Did you actually read "Thompson, Ethan, and Jason Mittell. "Fox & Friends: Political Talk." How to Watch Television. 168-76?" It's literally an article written entirely and completely about the conservative stance of Fox & Friends.
"Fox & Friends also attempts to craft a feeling of community, but not in terms of gender or consumption interests. Rather, conservative ideology serves as the crucial mechanism linking Fox viewers to each other and to the channel."[4]
"the function of the program is to begin the broadcast day with cavalier discussions of political matters... that can prime the audience, both cognitively and semiotically, for similar narratives derived from contemporary right-wing conservative ideology which they will encounter throughout Fox’s schedule."[5]
"It is... in the realm of performance, that we should look to understand how and why Fox & Friends not only differs so much from its morning talk show competition, but also serves a particular role in branding Fox News as conservative."[6] — Preceding unsigned comment added by (talk) 23:13, 8 October 2014 (UTC)
I thought it was odd that this piece was removed, since it seemed to be well-sourced. The NYT article called it "reliably conservative." Article seems incomplete without a mention of the show's political viewpoint, especially in recent years. Some of the sources are 5+ years old, and a cursory search now lists many published within the past year that examine the show's stance. I'm adding an additional source and putting this bit back in the article since this discussion did not end in consensus. —DMCer 22:56, 4 December 2017 (UTC)

trump getting news here[edit]
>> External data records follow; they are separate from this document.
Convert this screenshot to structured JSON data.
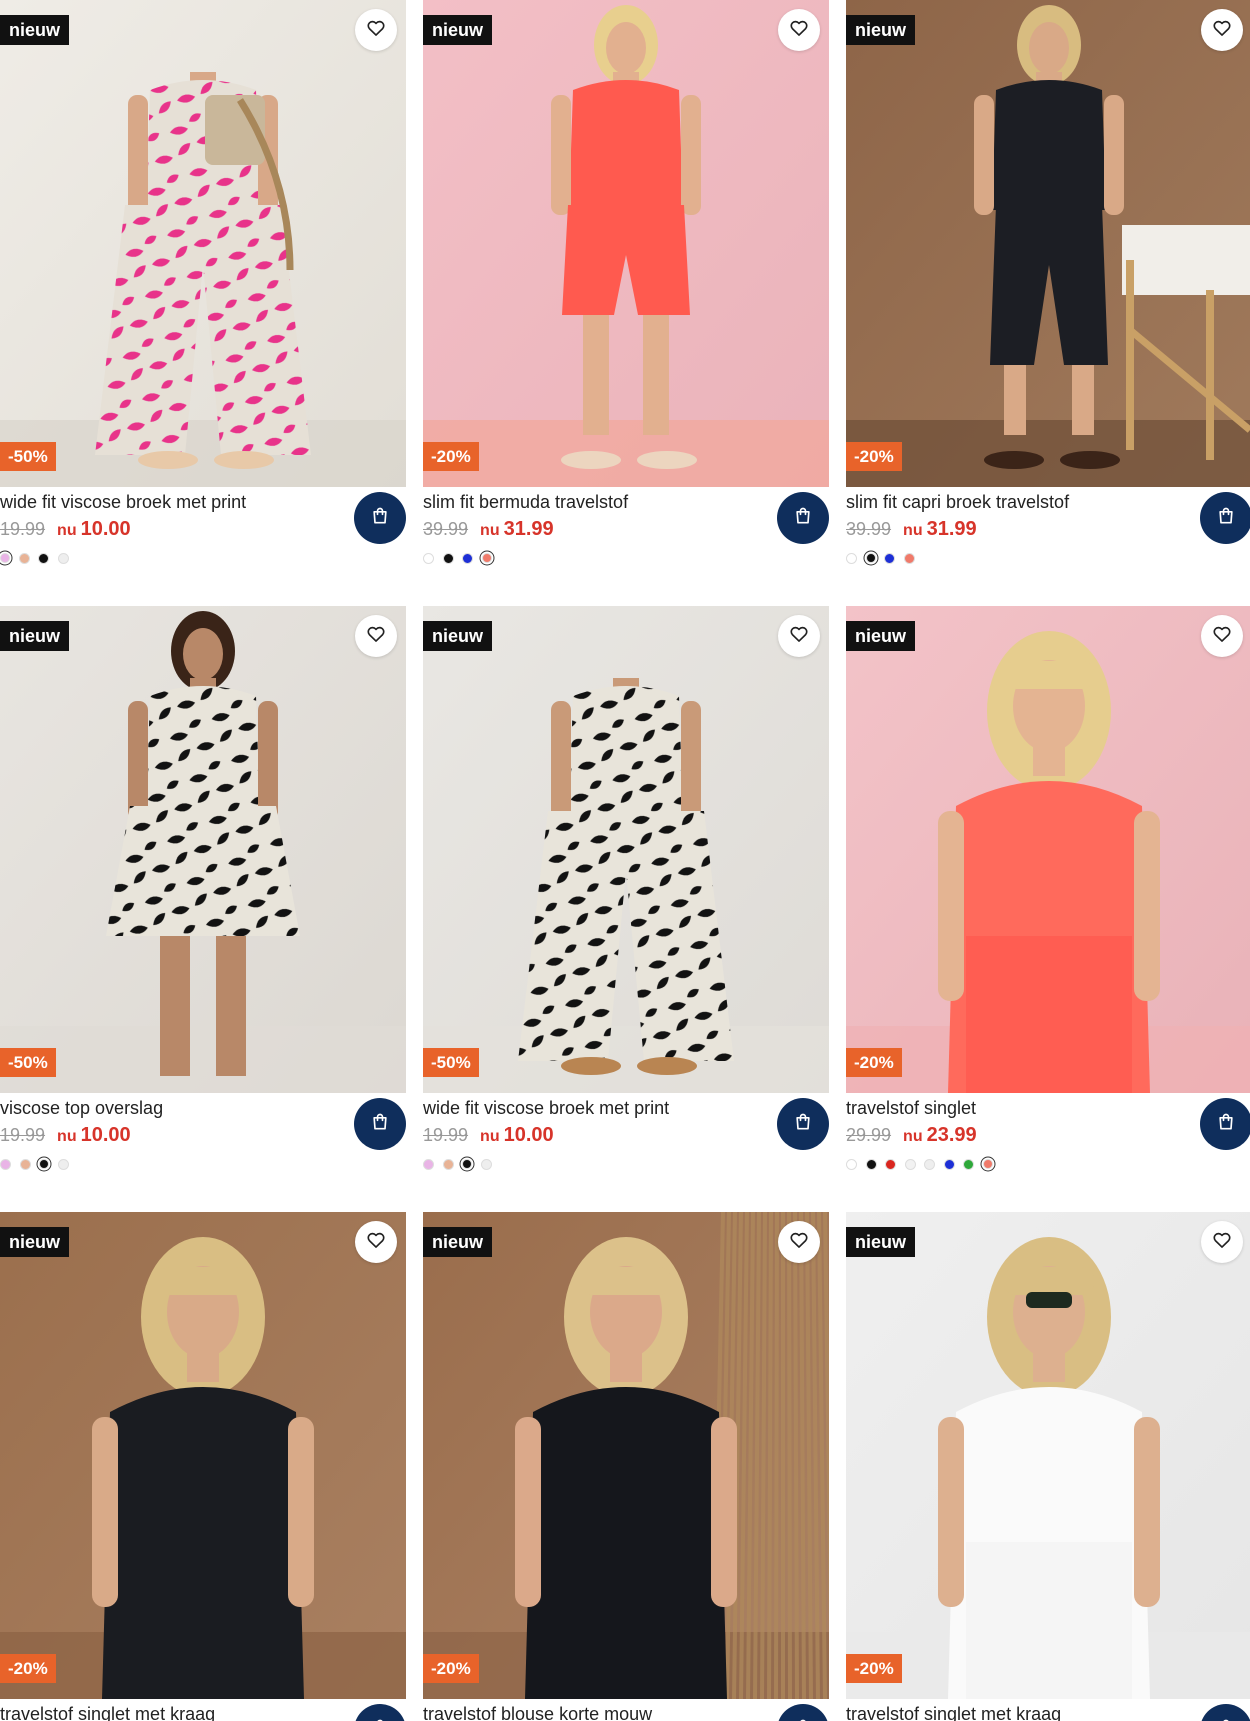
{
  "products": [
    {
      "badge_new": "nieuw",
      "discount": "-50%",
      "title": "wide fit viscose broek met print",
      "old_price": "19.99",
      "nu": "nu",
      "price": "10.00",
      "swatches": [
        "#e9b4e6",
        "#e8b396",
        "#111111",
        "#eeeeee"
      ],
      "selected": 0,
      "scene": "pinkleaf"
    },
    {
      "badge_new": "nieuw",
      "discount": "-20%",
      "title": "slim fit bermuda travelstof",
      "old_price": "39.99",
      "nu": "nu",
      "price": "31.99",
      "swatches": [
        "#ffffff",
        "#111111",
        "#1d2fd6",
        "#f07a6a"
      ],
      "selected": 3,
      "scene": "coralbermuda"
    },
    {
      "badge_new": "nieuw",
      "discount": "-20%",
      "title": "slim fit capri broek travelstof",
      "old_price": "39.99",
      "nu": "nu",
      "price": "31.99",
      "swatches": [
        "#ffffff",
        "#111111",
        "#1d2fd6",
        "#f07a6a"
      ],
      "selected": 1,
      "scene": "blackcapri"
    },
    {
      "badge_new": "nieuw",
      "discount": "-50%",
      "title": "viscose top overslag",
      "old_price": "19.99",
      "nu": "nu",
      "price": "10.00",
      "swatches": [
        "#e9b4e6",
        "#e8b396",
        "#111111",
        "#eeeeee"
      ],
      "selected": 2,
      "scene": "leaftop"
    },
    {
      "badge_new": "nieuw",
      "discount": "-50%",
      "title": "wide fit viscose broek met print",
      "old_price": "19.99",
      "nu": "nu",
      "price": "10.00",
      "swatches": [
        "#e9b4e6",
        "#e8b396",
        "#111111",
        "#eeeeee"
      ],
      "selected": 2,
      "scene": "leafpants"
    },
    {
      "badge_new": "nieuw",
      "discount": "-20%",
      "title": "travelstof singlet",
      "old_price": "29.99",
      "nu": "nu",
      "price": "23.99",
      "swatches": [
        "#ffffff",
        "#111111",
        "#d9251e",
        "#f2f2f2",
        "#eeeeee",
        "#1d2fd6",
        "#2ea83a",
        "#f07a6a"
      ],
      "selected": 7,
      "scene": "coralsinglet"
    },
    {
      "badge_new": "nieuw",
      "discount": "-20%",
      "title": "travelstof singlet met kraag",
      "old_price": "",
      "nu": "",
      "price": "",
      "swatches": [],
      "selected": -1,
      "scene": "blackkraag"
    },
    {
      "badge_new": "nieuw",
      "discount": "-20%",
      "title": "travelstof blouse korte mouw",
      "old_price": "",
      "nu": "",
      "price": "",
      "swatches": [],
      "selected": -1,
      "scene": "blackblouse"
    },
    {
      "badge_new": "nieuw",
      "discount": "-20%",
      "title": "travelstof singlet met kraag",
      "old_price": "",
      "nu": "",
      "price": "",
      "swatches": [],
      "selected": -1,
      "scene": "whitekraag"
    }
  ],
  "icons": {
    "favorite": "heart-icon",
    "cart": "shopping-bag-icon"
  },
  "colors": {
    "cart_button": "#0f2e5c",
    "discount_badge": "#e8632a",
    "new_badge": "#111111",
    "sale_price": "#d7342a"
  }
}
  • 1) a lot of publications are saying that Trump is using this show as a brainstorming source for ideas and policy
  • 2) according to several publications, he watches this show every day
  • 3) some sources have analyzed his statements and concluded that he regularly bases them on fox and friends broadcasts
  • 4) he has live tweeted the show on many occasions
  • 5) some publications have concluded that this show is actively shaping the policies that he puts forward.

Does any of this have any bearing on this article? Schnapps17 (talk) 06:41, 4 February 2018 (UTC)

Oh, and now SNL did a sketch on the subject, so it is clearly part of the public consciousness now. Schnapps17 (talk) 20:34, 4 February 2018 (UTC)

New Yorker Article about this; "How “Fox & Friends” Rewrites Trump’s Reality" from January 15 2018 Issue — Preceding unsigned comment added by 2A02:C7D:664F:3000:651D:9C77:1873:ECDB (talk) 19:47, 19 February 2018 (UTC)

  1. ^ Powell, Brian. "Endorsing Obama's Assassination Isn't Enough To Keep This Voice Off Of Fox News" Media Matters (2014)
  2. ^ Meagher, Richard. "The “Vast Right-Wing Conspiracy”: Media and Conservative Networks." New Political Science 34.4 (2012): 469-84.
  3. ^ Nisbet, Matthew C. "Communicating Climate Change: Why Frames Matter for Public Engagement." Environment: Science and Policy for Sustainable Development 51.2 (2009): 12-23.
  4. ^ Thompson, Ethan, and Jason Mittell. "Fox & Friends: Political Talk." How to Watch Television.
  5. ^ Thompson, Ethan, and Jason Mittell. "Fox & Friends: Political Talk." How to Watch Television.
  6. ^ Thompson, Ethan, and Jason Mittell. "Fox & Friends: Political Talk." How to Watch Television.